William Egginton, Decker Professor in the Humanities, reflects on the opening of the Alexander Grass Humanities Institute at Johns Hopkins University and its contributions to students, faculty, and community programming at a STEM-oriented campus.
News & Events Archive
The humanities are central to our conceptions of technology and science. Steve Jobs once proclaimed that “technology alone is not enough.” Creating a better world, he repeatedly stressed, requires focus on people as well as technology, on the humanities as well as the sciences.
The Peabody Ballroom Experience is an ongoing public humanities collaboration between Johns Hopkins University and Baltimore’s ballroom community, a performance-based arts culture comprising gay, lesbian, and transgender people of color. […]
Is Computer Code a Foreign Language?

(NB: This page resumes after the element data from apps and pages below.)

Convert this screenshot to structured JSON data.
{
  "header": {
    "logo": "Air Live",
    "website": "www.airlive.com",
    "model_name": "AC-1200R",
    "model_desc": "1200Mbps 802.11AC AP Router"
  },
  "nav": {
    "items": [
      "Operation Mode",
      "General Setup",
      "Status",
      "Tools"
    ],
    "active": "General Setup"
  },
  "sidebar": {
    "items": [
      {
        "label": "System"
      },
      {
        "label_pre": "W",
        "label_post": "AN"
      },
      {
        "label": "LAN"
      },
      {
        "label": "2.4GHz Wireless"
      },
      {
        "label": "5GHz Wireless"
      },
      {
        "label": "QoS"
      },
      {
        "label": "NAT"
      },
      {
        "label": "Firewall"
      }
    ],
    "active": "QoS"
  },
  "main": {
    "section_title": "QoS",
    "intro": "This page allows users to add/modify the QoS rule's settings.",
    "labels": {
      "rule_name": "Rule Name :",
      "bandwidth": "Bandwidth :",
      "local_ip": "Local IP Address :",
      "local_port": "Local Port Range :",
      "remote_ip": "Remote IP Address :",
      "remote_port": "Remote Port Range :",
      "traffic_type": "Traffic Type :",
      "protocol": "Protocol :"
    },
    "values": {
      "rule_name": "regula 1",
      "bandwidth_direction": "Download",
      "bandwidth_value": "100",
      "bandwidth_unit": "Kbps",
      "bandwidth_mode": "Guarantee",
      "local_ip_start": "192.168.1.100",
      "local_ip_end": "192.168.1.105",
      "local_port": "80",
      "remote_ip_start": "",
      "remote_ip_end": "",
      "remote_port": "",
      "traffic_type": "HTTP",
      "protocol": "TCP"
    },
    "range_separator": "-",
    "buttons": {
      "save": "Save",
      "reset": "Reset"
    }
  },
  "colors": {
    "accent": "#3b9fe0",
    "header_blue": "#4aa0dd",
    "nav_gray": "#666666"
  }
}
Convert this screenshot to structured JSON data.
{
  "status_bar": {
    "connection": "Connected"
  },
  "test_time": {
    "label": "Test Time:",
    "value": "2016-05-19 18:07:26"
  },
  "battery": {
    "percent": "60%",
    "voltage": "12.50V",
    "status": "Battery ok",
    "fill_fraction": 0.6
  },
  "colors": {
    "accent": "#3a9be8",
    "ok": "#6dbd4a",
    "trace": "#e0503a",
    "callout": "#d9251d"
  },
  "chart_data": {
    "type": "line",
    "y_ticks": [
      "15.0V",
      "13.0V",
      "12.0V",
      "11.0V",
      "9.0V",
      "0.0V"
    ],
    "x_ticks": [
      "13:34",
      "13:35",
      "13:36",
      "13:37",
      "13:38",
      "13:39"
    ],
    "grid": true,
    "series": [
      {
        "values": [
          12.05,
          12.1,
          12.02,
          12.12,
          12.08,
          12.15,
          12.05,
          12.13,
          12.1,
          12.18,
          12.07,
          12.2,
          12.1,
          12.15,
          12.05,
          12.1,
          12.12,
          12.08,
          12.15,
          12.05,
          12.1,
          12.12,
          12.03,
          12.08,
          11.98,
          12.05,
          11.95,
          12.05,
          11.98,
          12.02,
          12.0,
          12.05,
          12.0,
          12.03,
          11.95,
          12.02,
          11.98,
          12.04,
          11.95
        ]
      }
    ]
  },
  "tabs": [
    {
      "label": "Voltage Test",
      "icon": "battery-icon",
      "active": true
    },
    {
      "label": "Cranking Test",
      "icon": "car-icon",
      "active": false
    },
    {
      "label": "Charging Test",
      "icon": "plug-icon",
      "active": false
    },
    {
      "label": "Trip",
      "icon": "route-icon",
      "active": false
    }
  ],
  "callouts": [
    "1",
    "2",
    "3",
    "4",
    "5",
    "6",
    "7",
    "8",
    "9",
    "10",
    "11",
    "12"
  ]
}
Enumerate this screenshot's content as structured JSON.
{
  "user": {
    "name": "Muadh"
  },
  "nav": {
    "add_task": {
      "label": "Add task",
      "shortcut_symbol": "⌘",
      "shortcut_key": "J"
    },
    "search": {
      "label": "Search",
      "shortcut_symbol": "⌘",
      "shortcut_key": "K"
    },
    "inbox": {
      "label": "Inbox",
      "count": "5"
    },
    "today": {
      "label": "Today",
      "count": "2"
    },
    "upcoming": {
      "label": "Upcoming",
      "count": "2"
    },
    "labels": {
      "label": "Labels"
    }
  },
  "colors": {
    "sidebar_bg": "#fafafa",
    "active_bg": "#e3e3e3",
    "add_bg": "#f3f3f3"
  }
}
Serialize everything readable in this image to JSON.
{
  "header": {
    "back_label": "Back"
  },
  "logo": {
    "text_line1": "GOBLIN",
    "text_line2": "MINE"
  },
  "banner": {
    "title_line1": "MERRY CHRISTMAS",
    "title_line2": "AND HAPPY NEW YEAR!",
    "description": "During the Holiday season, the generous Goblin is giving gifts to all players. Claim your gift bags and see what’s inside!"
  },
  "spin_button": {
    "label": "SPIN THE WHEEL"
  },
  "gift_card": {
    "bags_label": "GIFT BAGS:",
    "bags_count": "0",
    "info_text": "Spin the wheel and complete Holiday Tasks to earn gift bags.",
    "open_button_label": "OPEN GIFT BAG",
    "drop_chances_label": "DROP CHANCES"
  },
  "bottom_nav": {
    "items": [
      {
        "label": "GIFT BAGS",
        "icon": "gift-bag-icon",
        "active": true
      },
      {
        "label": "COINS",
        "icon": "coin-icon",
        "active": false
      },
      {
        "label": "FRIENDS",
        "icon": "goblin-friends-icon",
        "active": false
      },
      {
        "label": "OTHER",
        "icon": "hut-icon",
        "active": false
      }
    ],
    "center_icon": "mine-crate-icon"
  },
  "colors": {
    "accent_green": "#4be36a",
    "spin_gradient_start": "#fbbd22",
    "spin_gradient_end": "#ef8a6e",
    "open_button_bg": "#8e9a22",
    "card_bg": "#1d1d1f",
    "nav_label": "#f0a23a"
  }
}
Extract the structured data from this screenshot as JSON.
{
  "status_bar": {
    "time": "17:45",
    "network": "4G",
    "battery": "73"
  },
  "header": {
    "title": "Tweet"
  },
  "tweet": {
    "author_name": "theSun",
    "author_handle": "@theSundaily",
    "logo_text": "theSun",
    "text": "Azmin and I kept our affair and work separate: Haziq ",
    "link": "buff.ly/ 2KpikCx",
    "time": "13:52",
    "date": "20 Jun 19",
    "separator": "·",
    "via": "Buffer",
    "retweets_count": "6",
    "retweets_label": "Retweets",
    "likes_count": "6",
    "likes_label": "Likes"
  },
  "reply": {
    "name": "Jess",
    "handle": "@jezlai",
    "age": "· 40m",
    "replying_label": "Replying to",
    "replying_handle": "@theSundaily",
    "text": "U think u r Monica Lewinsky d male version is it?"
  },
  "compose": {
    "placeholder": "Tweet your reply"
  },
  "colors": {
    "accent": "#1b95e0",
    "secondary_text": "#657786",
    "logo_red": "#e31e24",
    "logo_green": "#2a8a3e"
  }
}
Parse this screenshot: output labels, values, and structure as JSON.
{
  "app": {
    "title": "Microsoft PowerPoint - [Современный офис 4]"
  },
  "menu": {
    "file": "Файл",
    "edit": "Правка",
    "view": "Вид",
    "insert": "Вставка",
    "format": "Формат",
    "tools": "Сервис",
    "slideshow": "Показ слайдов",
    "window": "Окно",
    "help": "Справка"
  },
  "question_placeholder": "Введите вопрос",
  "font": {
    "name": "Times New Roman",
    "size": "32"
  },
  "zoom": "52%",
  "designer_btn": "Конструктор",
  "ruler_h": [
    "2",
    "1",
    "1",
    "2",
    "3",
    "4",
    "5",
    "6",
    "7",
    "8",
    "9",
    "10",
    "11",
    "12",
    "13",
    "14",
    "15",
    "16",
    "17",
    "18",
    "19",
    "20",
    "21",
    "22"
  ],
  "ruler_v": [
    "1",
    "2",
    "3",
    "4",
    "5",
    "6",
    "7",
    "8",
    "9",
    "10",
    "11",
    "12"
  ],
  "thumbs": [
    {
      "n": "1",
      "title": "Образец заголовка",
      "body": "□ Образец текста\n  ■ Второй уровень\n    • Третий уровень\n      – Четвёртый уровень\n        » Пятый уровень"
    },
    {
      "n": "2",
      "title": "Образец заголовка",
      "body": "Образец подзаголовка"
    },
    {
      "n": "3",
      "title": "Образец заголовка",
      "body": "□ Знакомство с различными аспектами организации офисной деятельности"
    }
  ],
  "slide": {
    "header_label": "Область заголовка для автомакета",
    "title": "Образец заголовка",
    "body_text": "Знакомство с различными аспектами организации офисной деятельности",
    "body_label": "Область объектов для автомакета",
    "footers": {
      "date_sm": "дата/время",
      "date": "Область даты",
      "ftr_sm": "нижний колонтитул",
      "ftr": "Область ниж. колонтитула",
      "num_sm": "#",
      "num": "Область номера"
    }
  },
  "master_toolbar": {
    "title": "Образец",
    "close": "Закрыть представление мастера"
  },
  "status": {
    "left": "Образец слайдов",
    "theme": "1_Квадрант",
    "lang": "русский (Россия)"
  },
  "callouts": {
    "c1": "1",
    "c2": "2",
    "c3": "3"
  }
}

No. And high schools shouldn’t treat it that way. Maryland’s legislature is considering a bill to allow computer coding courses to fulfill the foreign language graduation requirement for high school.
The year 2019 marks the 100th anniversary of Sir William Osler’s last public speech. In the speech, he called for a reunification of the old humanities and the new science. “Humanists have not enough Science” he warned, “and Science sadly lacks the Humanities…this unhappy divorce…should never have taken place.” 100 years after his death, what can Osler teach the high-tech physician of today?
The deadline to apply for the Mellon/ACLS Public Fellows Program is March 13 at 9 p.m. Applicants must have a PhD in the humanities or humanistic social sciences conferred between Sept. 1, 2015 and June 21, 2019 and must have defended and deposited their dissertations no later than April 5, 2019.
Anand Pandian, a professor in the anthropology department at Johns Hopkins University, will discuss a new manuscript project about walls and social boundaries in the United States, called Impervious: The Walls We Live With, and How to See Beyond Them. Why does the idea of walling and sealing off the United States from the rest of the world seem to appeal to so many Americans these days?
The first talk is Sunday, March 17 at 3 p.m. with Chris Matthews, The Honorable Robert L. Ehrlich, Jr., Lisa Desjardins, and Dan Morhaim at Loyola University.
An 80,000-word dissertation would take 9 hours to present. Your time limit... 3 minutes! Open to all JHU doctoral students. Register by March 26.
Submissions are due Friday, Feb. 14 for the JHU Program in Racism, Immigration, and Citizenship's eighth annual interdisciplinary graduate student conference: Eyes on Surveillance: (In)security in Everyday Life. Submissions that interrogate the normalization of surveillance in everyday life are encouraged.